#7 – Half-Fence for Complicated Grain
Unevenly dried wood or wood with knots will usually warp badly when it’s getting ripped. If its halves are bending outward, one of the halves will push against your fence and quickly cause an uneven cut, kickback, as well as the burn marks.
If you notice this happening, you can clamp a straight 3/4″ board against the fence in a way that it ends at the center of the blade. This half-fence will give the trapped piece some room to bend, but at the same time preventing it from getting pushed back against the blade.
#8 – Simple Outfeed Support
Trying to cut the last couple of feet of a long board can be next to impossible without support on the other end or without a helper. In such cases, one can use a roller support, but those things are quite expensive – that’s where we come to a temporary outfeed support. This will prevent the boards from getting stuck while they’re being slid onto the support.
To construct one, you’ll have to clamp two 2x4s (8 feet long) to your saw table, and then cantilever them some 5 feet over the outfeed side. After that, you just have to clamp the 1/4″ plywood to the 2x4s underside.
An important thing to keep in mind here is that this can only work with the large table saws that sport iron or heavy-steel tables. It can easily cause the lighter table saws to bend or tip.
#9 – A Sliding Jig
To make a range of narrow, identical strips, one doesn’t have to move his fence for every cut or remove the blade guard. One only has to attach a strip of wood that’s thinner than the rip cut’s width to the end of 1x6 (4 feet).

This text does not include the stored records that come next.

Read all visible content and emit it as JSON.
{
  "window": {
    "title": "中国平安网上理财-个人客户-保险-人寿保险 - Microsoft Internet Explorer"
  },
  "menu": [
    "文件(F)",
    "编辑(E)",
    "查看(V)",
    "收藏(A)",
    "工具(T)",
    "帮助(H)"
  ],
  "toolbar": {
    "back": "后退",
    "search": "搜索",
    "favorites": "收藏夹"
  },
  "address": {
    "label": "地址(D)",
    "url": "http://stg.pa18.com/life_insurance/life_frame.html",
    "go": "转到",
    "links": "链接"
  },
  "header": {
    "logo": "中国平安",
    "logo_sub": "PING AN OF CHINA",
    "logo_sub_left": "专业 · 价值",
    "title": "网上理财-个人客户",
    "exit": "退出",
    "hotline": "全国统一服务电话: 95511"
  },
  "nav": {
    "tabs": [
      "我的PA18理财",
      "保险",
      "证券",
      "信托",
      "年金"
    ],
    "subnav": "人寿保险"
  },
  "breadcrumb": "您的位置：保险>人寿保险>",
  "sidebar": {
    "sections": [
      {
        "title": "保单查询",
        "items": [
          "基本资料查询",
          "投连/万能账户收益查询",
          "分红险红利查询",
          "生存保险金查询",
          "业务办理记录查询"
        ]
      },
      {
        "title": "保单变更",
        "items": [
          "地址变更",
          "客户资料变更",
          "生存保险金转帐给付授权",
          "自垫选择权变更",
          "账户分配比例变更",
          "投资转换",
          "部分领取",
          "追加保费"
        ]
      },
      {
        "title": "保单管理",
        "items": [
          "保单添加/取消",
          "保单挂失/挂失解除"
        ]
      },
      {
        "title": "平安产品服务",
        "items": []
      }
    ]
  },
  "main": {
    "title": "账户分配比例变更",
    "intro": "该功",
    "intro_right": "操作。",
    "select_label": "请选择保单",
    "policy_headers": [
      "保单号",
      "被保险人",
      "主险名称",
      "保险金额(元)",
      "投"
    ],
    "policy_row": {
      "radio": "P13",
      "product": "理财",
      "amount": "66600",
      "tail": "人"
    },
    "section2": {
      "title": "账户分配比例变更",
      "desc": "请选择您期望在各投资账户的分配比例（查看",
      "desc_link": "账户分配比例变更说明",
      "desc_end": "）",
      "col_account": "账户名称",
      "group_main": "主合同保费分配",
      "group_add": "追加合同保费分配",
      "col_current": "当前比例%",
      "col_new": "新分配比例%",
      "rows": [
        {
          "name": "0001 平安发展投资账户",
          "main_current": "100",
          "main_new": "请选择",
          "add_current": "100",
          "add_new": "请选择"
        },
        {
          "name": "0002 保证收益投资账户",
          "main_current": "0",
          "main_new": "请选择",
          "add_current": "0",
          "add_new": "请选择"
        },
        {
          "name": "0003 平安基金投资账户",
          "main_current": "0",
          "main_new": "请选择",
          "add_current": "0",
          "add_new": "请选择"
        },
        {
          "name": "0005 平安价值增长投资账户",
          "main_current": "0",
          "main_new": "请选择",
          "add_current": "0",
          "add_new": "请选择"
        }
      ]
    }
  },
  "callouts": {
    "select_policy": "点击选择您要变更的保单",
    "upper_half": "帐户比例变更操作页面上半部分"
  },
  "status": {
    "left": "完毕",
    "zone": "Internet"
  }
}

With it, you’ll be able to hold your workpiece against it while pushing the jig through. The jig will keep your fingers away from the blade but also allow you to rip some pieces without the need to move the fence.
#10 – Cut-Off Block
Have you ever heard of the term “kickback“? It’s something that occurs when the user of the table saw crosscuts directly against the fence. It happens when the area of the board that’s between the blade and the fence gets pinched, allowing the blade to catch it and throw it back at the user – it’s hazardous and can leave you with a severe injury.
Fortunately, it can be prevented with a simple block. Cut and attach the block to the rip fence and then place the fence at a proper distance from your blade (the thickness of the block plus the length of your cut). You’ll have to clamp the block in a way that the piece of wood you’re working on doesn’t come into contact with it.
This crosscutting technique will prevent your workpiece from getting stuck between the spinning blade and the fence. Don’t forget to avoid cuts that bind against the blade and you won’t have to worry about getting injured.
With these tips and techniques in mind, we can guarantee you that your DIY sessions will be far less challenging and a lot more productive. Stay safe and good luck with your woodworking projects!